### What this task involves
Find the word "EXEMPLE" in the data. Return every line where it appears.

(Records contained in a dataset)
===
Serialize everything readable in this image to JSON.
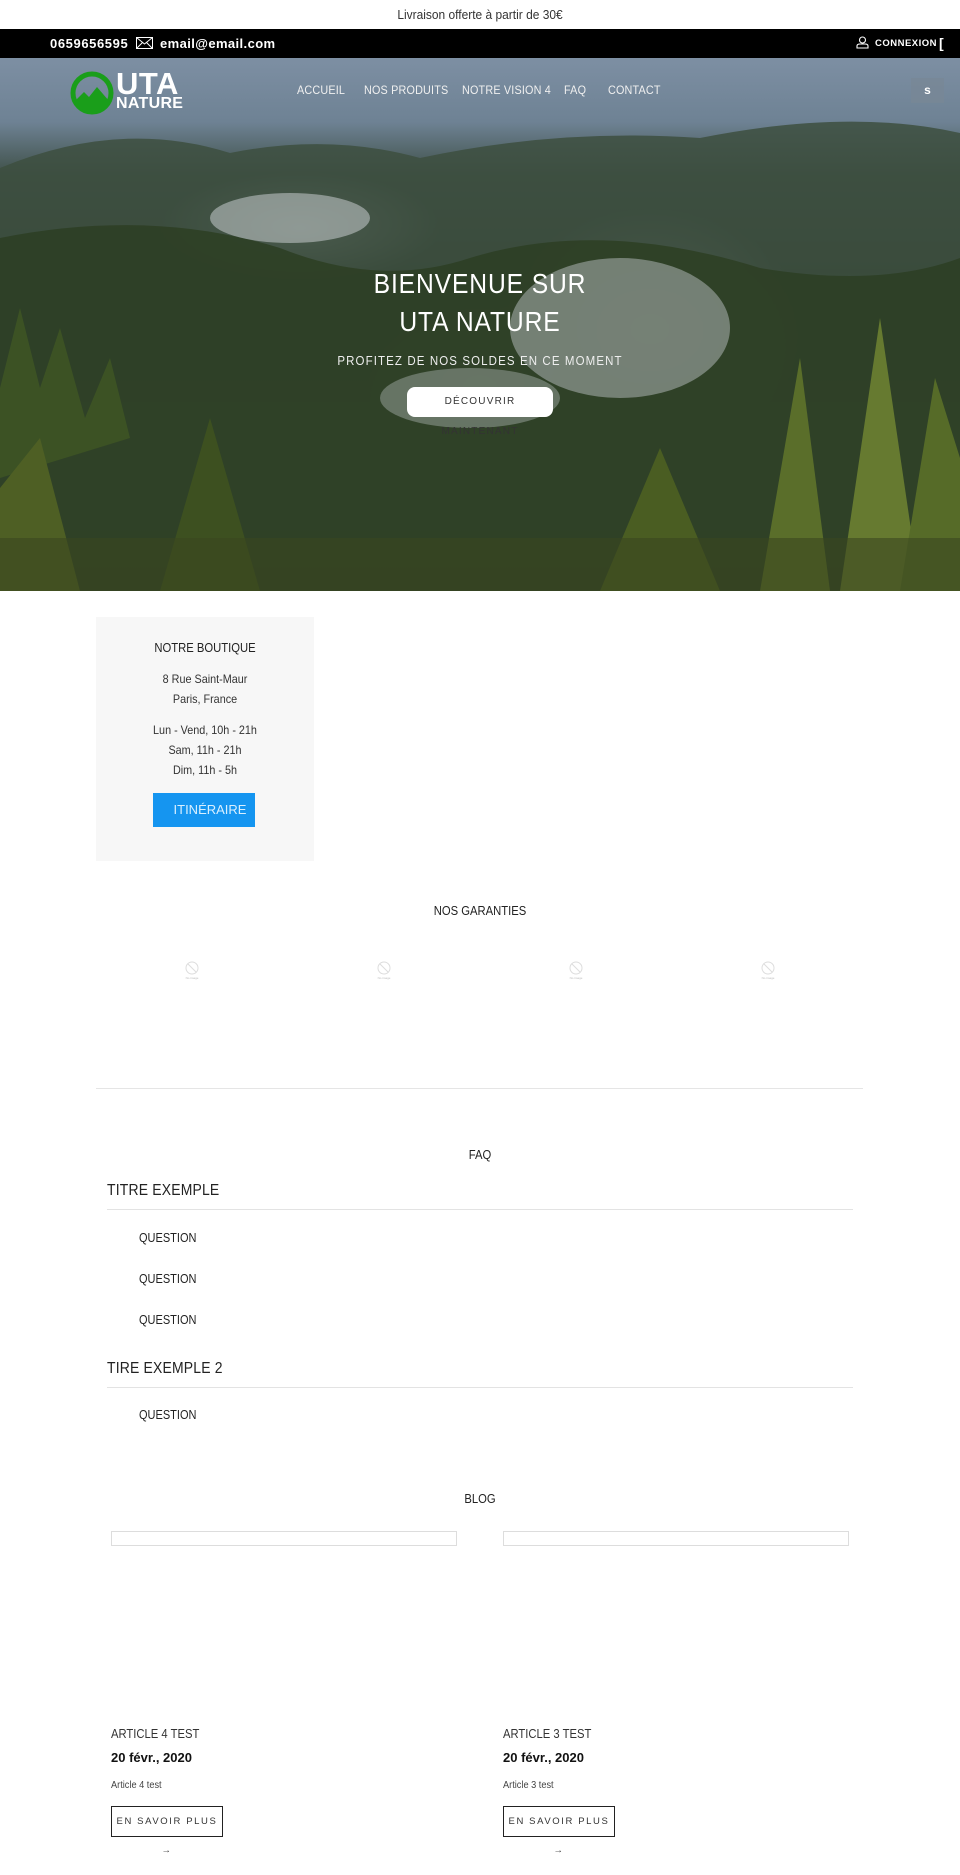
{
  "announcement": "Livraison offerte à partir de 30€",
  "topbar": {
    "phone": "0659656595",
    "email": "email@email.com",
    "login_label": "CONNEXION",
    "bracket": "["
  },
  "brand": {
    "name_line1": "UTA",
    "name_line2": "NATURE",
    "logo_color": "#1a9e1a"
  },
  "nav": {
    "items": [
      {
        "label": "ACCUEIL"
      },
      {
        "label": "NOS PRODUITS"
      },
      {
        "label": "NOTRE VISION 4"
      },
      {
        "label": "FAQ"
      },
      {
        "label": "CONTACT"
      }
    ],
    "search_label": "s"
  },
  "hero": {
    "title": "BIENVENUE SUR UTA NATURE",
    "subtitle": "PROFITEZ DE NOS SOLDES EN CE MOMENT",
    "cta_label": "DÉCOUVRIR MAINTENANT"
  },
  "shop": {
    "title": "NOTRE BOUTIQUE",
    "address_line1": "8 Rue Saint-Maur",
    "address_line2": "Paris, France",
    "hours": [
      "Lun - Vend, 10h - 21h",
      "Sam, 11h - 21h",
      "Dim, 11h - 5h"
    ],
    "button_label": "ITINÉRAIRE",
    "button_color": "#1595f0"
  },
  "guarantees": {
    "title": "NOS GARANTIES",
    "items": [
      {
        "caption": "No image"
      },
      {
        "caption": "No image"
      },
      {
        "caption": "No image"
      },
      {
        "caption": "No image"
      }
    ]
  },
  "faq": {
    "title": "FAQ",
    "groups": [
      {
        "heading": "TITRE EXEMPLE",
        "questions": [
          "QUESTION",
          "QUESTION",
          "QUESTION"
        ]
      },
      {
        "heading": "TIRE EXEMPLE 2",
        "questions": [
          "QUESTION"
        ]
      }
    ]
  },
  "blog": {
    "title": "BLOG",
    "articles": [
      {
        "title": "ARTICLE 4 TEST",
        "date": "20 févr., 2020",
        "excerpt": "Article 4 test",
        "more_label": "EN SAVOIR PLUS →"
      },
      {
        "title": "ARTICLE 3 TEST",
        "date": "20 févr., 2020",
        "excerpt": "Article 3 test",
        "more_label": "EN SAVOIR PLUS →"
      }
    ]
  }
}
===
### Solution to the exercise
        "heading": "TITRE EXEMPLE",
        "heading": "TIRE EXEMPLE 2",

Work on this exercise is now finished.